Department of Cell Biology, Duke University School of Medicine, USA
How do Astrocytes Sculpt Synaptic Circuits?
How are synaptic networks formed during development and remodeled during learning and disease? This is the main question that drives our research. In particular, we investigate the roles of glial cells called astrocytes in the development, remodeling and function of synaptic circuits. In my talk, I will share findings from my lab on two distinct molecular mechanisms through which astrocytes control synapse formation and discuss how synaptogenic astrocyte signals are critical for proper development and function of the nervous system.
Dr. Eroglu’s laboratory investigates the cellular and molecular underpinnings of how synaptic connections between neurons are established and remodeled in the mammalian brain by the bidirectional signaling between neurons and astrocytes. Eroglu and her team elucidated several important molecular mechanisms that underlie glial control of synapse formation and plasticity and revealed that loss of glial control of synapse formation is an underlying pathological mechanism in many neurological disorders. To do so, they use a wide array of cellular, molecular, and genetic approaches in conjunction with cutting edge imaging and image analyses methodologies to assess glial and neural anatomy and synaptic connectivity in vitro and in vivo.
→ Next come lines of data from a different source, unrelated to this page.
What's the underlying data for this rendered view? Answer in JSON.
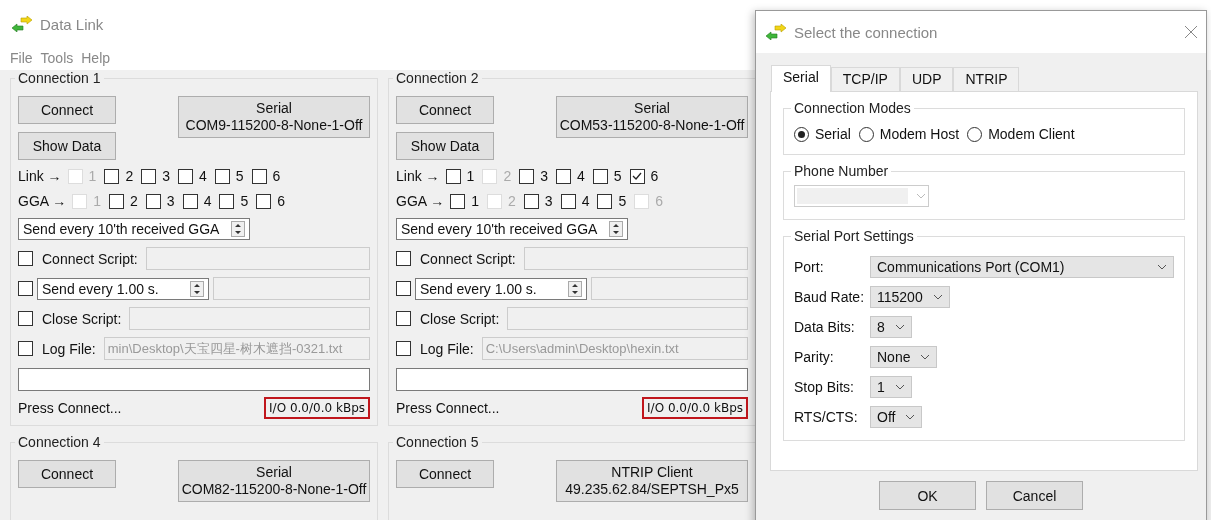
{
  "app": {
    "title": "Data Link",
    "menu": [
      "File",
      "Tools",
      "Help"
    ]
  },
  "connections": [
    {
      "title": "Connection 1",
      "connect": "Connect",
      "type_label": "Serial",
      "type_detail": "COM9-115200-8-None-1-Off",
      "show_data": "Show Data",
      "link": {
        "label": "Link →",
        "boxes": [
          {
            "label": "1",
            "checked": false,
            "disabled": true
          },
          {
            "label": "2",
            "checked": false,
            "disabled": false
          },
          {
            "label": "3",
            "checked": false,
            "disabled": false
          },
          {
            "label": "4",
            "checked": false,
            "disabled": false
          },
          {
            "label": "5",
            "checked": false,
            "disabled": false
          },
          {
            "label": "6",
            "checked": false,
            "disabled": false
          }
        ]
      },
      "gga": {
        "label": "GGA →",
        "boxes": [
          {
            "label": "1",
            "checked": false,
            "disabled": true
          },
          {
            "label": "2",
            "checked": false,
            "disabled": false
          },
          {
            "label": "3",
            "checked": false,
            "disabled": false
          },
          {
            "label": "4",
            "checked": false,
            "disabled": false
          },
          {
            "label": "5",
            "checked": false,
            "disabled": false
          },
          {
            "label": "6",
            "checked": false,
            "disabled": false
          }
        ]
      },
      "gga_rate": "Send every 10'th received GGA",
      "connect_script": {
        "label": "Connect Script:",
        "checked": false
      },
      "send": {
        "value": "Send every 1.00 s.",
        "checked": false
      },
      "close_script": {
        "label": "Close Script:",
        "checked": false
      },
      "log_file": {
        "label": "Log File:",
        "checked": false,
        "value": "min\\Desktop\\天宝四星-树木遮挡-0321.txt"
      },
      "status": "Press Connect...",
      "io": "I/O 0.0/0.0 kBps"
    },
    {
      "title": "Connection 2",
      "connect": "Connect",
      "type_label": "Serial",
      "type_detail": "COM53-115200-8-None-1-Off",
      "show_data": "Show Data",
      "link": {
        "label": "Link →",
        "boxes": [
          {
            "label": "1",
            "checked": false,
            "disabled": false
          },
          {
            "label": "2",
            "checked": false,
            "disabled": true
          },
          {
            "label": "3",
            "checked": false,
            "disabled": false
          },
          {
            "label": "4",
            "checked": false,
            "disabled": false
          },
          {
            "label": "5",
            "checked": false,
            "disabled": false
          },
          {
            "label": "6",
            "checked": true,
            "disabled": false
          }
        ]
      },
      "gga": {
        "label": "GGA →",
        "boxes": [
          {
            "label": "1",
            "checked": false,
            "disabled": false
          },
          {
            "label": "2",
            "checked": false,
            "disabled": true
          },
          {
            "label": "3",
            "checked": false,
            "disabled": false
          },
          {
            "label": "4",
            "checked": false,
            "disabled": false
          },
          {
            "label": "5",
            "checked": false,
            "disabled": false
          },
          {
            "label": "6",
            "checked": false,
            "disabled": true
          }
        ]
      },
      "gga_rate": "Send every 10'th received GGA",
      "connect_script": {
        "label": "Connect Script:",
        "checked": false
      },
      "send": {
        "value": "Send every 1.00 s.",
        "checked": false
      },
      "close_script": {
        "label": "Close Script:",
        "checked": false
      },
      "log_file": {
        "label": "Log File:",
        "checked": false,
        "value": "C:\\Users\\admin\\Desktop\\hexin.txt"
      },
      "status": "Press Connect...",
      "io": "I/O 0.0/0.0 kBps"
    },
    {
      "title": "Connection 4",
      "connect": "Connect",
      "type_label": "Serial",
      "type_detail": "COM82-115200-8-None-1-Off"
    },
    {
      "title": "Connection 5",
      "connect": "Connect",
      "type_label": "NTRIP Client",
      "type_detail": "49.235.62.84/SEPTSH_Px5"
    }
  ],
  "dialog": {
    "title": "Select the connection",
    "tabs": [
      {
        "label": "Serial",
        "selected": true
      },
      {
        "label": "TCP/IP",
        "selected": false
      },
      {
        "label": "UDP",
        "selected": false
      },
      {
        "label": "NTRIP",
        "selected": false
      }
    ],
    "modes": {
      "title": "Connection Modes",
      "options": [
        {
          "label": "Serial",
          "selected": true
        },
        {
          "label": "Modem Host",
          "selected": false
        },
        {
          "label": "Modem Client",
          "selected": false
        }
      ]
    },
    "phone": {
      "title": "Phone Number",
      "disabled": true
    },
    "serial_settings": {
      "title": "Serial Port Settings",
      "fields": [
        {
          "label": "Port:",
          "value": "Communications Port (COM1)",
          "kind": "wide"
        },
        {
          "label": "Baud Rate:",
          "value": "115200",
          "kind": "compact"
        },
        {
          "label": "Data Bits:",
          "value": "8",
          "kind": "compact"
        },
        {
          "label": "Parity:",
          "value": "None",
          "kind": "compact"
        },
        {
          "label": "Stop Bits:",
          "value": "1",
          "kind": "compact"
        },
        {
          "label": "RTS/CTS:",
          "value": "Off",
          "kind": "compact"
        }
      ]
    },
    "buttons": [
      "OK",
      "Cancel"
    ]
  }
}
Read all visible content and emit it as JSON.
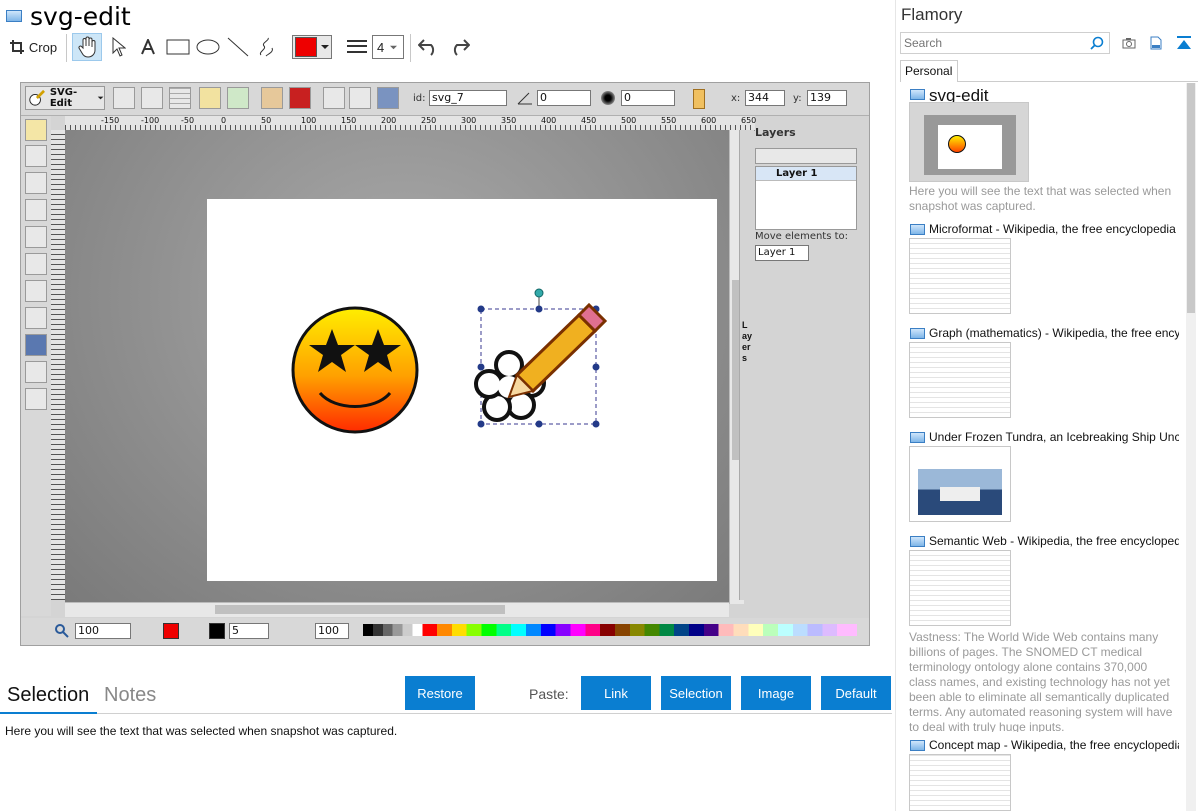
{
  "app": {
    "title": "svg-edit"
  },
  "toolbar": {
    "crop_label": "Crop",
    "stroke_width_value": "4"
  },
  "editor": {
    "logo_label": "SVG-Edit",
    "id_label": "id:",
    "id_value": "svg_7",
    "angle_value": "0",
    "blur_value": "0",
    "x_label": "x:",
    "x_value": "344",
    "y_label": "y:",
    "y_value": "139",
    "ruler_ticks": [
      "-150",
      "-100",
      "-50",
      "0",
      "50",
      "100",
      "150",
      "200",
      "250",
      "300",
      "350",
      "400",
      "450",
      "500",
      "550",
      "600",
      "650"
    ],
    "layers_title": "Layers",
    "layer_name": "Layer 1",
    "move_to_label": "Move elements to:",
    "move_to_value": "Layer 1",
    "layers_tab": "Layers",
    "zoom_value": "100",
    "stroke_value": "5",
    "opacity_value": "100"
  },
  "bottom": {
    "tab_selection": "Selection",
    "tab_notes": "Notes",
    "restore_label": "Restore",
    "paste_label": "Paste:",
    "link_label": "Link",
    "selection_label": "Selection",
    "image_label": "Image",
    "default_label": "Default",
    "selection_text": "Here you will see the text that was selected when snapshot was captured."
  },
  "sidebar": {
    "app_name": "Flamory",
    "search_placeholder": "Search",
    "tab_personal": "Personal",
    "snapshots": [
      {
        "title": "svg-edit",
        "desc": "Here you will see the text that was selected when snapshot was captured."
      },
      {
        "title": "Microformat - Wikipedia, the free encyclopedia",
        "desc": ""
      },
      {
        "title": "Graph (mathematics) - Wikipedia, the free encyclopedia",
        "desc": ""
      },
      {
        "title": "Under Frozen Tundra, an Icebreaking Ship Uncovers",
        "desc": ""
      },
      {
        "title": "Semantic Web - Wikipedia, the free encyclopedia",
        "desc": "Vastness: The World Wide Web contains many billions of pages. The SNOMED CT medical terminology ontology alone contains 370,000 class names, and existing technology has not yet been able to eliminate all semantically duplicated terms. Any automated reasoning system will have to deal with truly huge inputs."
      },
      {
        "title": "Concept map - Wikipedia, the free encyclopedia",
        "desc": ""
      }
    ]
  },
  "colors": {
    "accent": "#0a7ed1",
    "fill_color": "#ee0000",
    "editor_bg": "#d4d4d4",
    "canvas_bg": "#8a8a8a"
  }
}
Through use of these state-of-the-art techniques, they have identified and characterized novel astrocyte-neuron signaling pathways that control synaptic circuit assembly during development and under disease conditions. They have a strong interest in translating their findings on the basic mechanisms of brain development into strategies to reestablish proper brain function after injury or in disease. They are investigating how manipulation of astrocyte-neuron signaling can be an effective therapeutic target to cure synaptic pathologies and regenerate damaged synapses in neurological disorders including Autism, Retinal Degeneration, Huntington’s Disease and Parkinson’s Disease.